Do efforts to cut down on administrative costs in education, make life harder for teachers?
An excellent report from the Morrison Institute for Public Policy at Arizona State University takes an in-depth look at the ongoing teacher hiring and retention crisis in that state. Adjusted for inflation, pay is down substantially and step increases, which were reduced during the recession, have not been adjusted upwards sufficiently since then. Between 2013 and 2016, 42 percent of teachers left after three years or less of starting to teach. The parallel statistic for charter schools was 52 percent.
One clear tension in Arizona and elsewhere is that teacher workload has increased, while salary buying power has dropped. The drive for increased accountability has contributed to the increased workload. But another reason may be the reduction in administrative positions. A mom-and-apple-pie solution for more effective education spending is to shift administrative dollars to classroom spending.
Spending more in the classroom sounds swell, but the report from Morrison makes it clear a higher percent of spending devoted to the classroom means a higher workload for teachers.
Here’s what the report says:
“Efforts to move money into the classroom from administrative and support services may have the unintended effect of increasing the workload on teachers. If an assistant principal in charge of tracking attendance is let go so that his salary can go directly to classroom expense, his duties will likely get parceled out to teachers, further increasing their workload as they now fill out attendance reports. Similarly, removing librarians from the system may transfer their duties to classroom teachers.”
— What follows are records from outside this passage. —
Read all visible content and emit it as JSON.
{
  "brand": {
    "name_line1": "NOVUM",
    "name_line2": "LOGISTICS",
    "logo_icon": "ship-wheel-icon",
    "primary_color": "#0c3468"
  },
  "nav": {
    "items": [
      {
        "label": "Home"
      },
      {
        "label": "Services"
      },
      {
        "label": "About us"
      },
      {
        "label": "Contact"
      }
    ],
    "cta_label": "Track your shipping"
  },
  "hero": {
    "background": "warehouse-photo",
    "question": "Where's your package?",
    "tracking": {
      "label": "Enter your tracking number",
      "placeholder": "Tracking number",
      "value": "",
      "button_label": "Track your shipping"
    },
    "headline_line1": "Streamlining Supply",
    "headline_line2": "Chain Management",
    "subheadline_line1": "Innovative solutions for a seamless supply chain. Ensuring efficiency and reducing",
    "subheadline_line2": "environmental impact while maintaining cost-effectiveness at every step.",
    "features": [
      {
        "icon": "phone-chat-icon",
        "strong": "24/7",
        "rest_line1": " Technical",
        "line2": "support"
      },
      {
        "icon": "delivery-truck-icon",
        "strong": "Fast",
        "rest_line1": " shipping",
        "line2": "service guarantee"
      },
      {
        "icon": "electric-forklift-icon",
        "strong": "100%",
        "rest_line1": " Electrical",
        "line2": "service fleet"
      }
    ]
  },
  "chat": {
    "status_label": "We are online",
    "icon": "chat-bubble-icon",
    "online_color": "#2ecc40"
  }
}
The chart below makes it clear how much workload and pay contribute to the teacher exodus in Arizona. A lack of political support for education and problems with administration stand out as well.